It is complicated to determine the routing nodes. To manage the complexity, we treat them case-by-case.

It is trivial that the two ends of each highway, the starting point and the ending point, must be the routing nodes.

We use a relatively quick SQL calculation ^8 to put all the modeling nodes of all roads into a single column, and then use an aggregation calculation to select the modeling nodes that have appeared simultaneously in **more than one road**.
If a modeling node appears in more than one road, it must be an intersection, i.e., a routing nodes.

It is not considered optimal by the author, just a feasible solution.

### Splitting ways and length calculation

This is a cumbersome calculation, and I have yet found a solution that is feasible using SQL scripts alone. Readers are encouraged to explore on their own solutions.

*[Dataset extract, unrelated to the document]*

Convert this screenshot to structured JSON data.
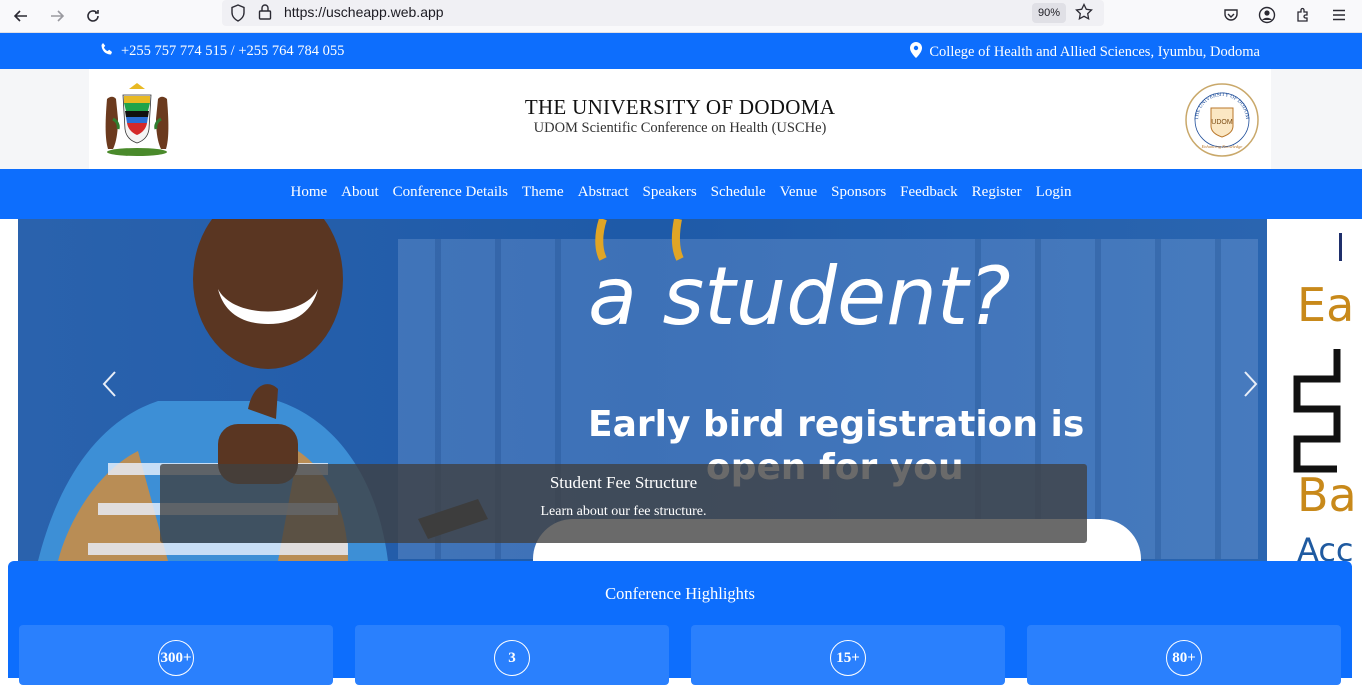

Python scripts are used here for the heavy-lifting. For each OSM way, loop through it one by one from the starting point, and if encountered a routing node, we consider it as a separate road, i.e., an edge (arc) on the weighted directed graph.

Modeling nodes determine the geometrical shape of ways. We can calculate the distances between neighboring modeling nodes on the earth by the Haversine formula. Summing the length of each segment on the way, we got the length of way.

## Performance optimization for PostgreSQL

PostgreSQL provides an extensive variety of types of indexes ^9, and we need to focus on two of them, their optimization of query performance on different scenarios in this application, and their underlying data structure.

SQL databases are the center of Internet applications, and optimizing the performance of database query in both time (query performance) and space (scalability) dimensions are most of our development. NoSQL databases can handle the applications that cannot be optimized with traditional SQL databases. The simplest (yet most complex) use case is Amazon.

### B+ tree index and its applications

The B+ tree^11 is the most widely used index type in PostgreSQL, and supports a variety of comparison operations. B+ tree in this project is mostly for high-performance sparse data query, such as this part of the code ^10, after testing, it is about 5 times faster than hash index. Bitmap index scan^12 speeds up the set operations^14 dramatically by using instructions^13 optimized in the x86 CPUs.

### GiST index and its applications

GiST indexes dramatically optimized the operations of querying the closest point or points in spatial proximity to a given point.

Selecting index specialized for coordinates reflects the basic principles of software development: **Select a right data structure for the application, and optimize it for what we need, performance, scalability, etc., based on the characteristics of the data itself.**
For specific practices, see a time-tested collection of essays on software development, Programming Pearls ^15.

In addition to B+ tree indexes and GiST indexes, Hash indexes and GIN indexes are also frequently used. In addition, hstore is also a frequently used data structure.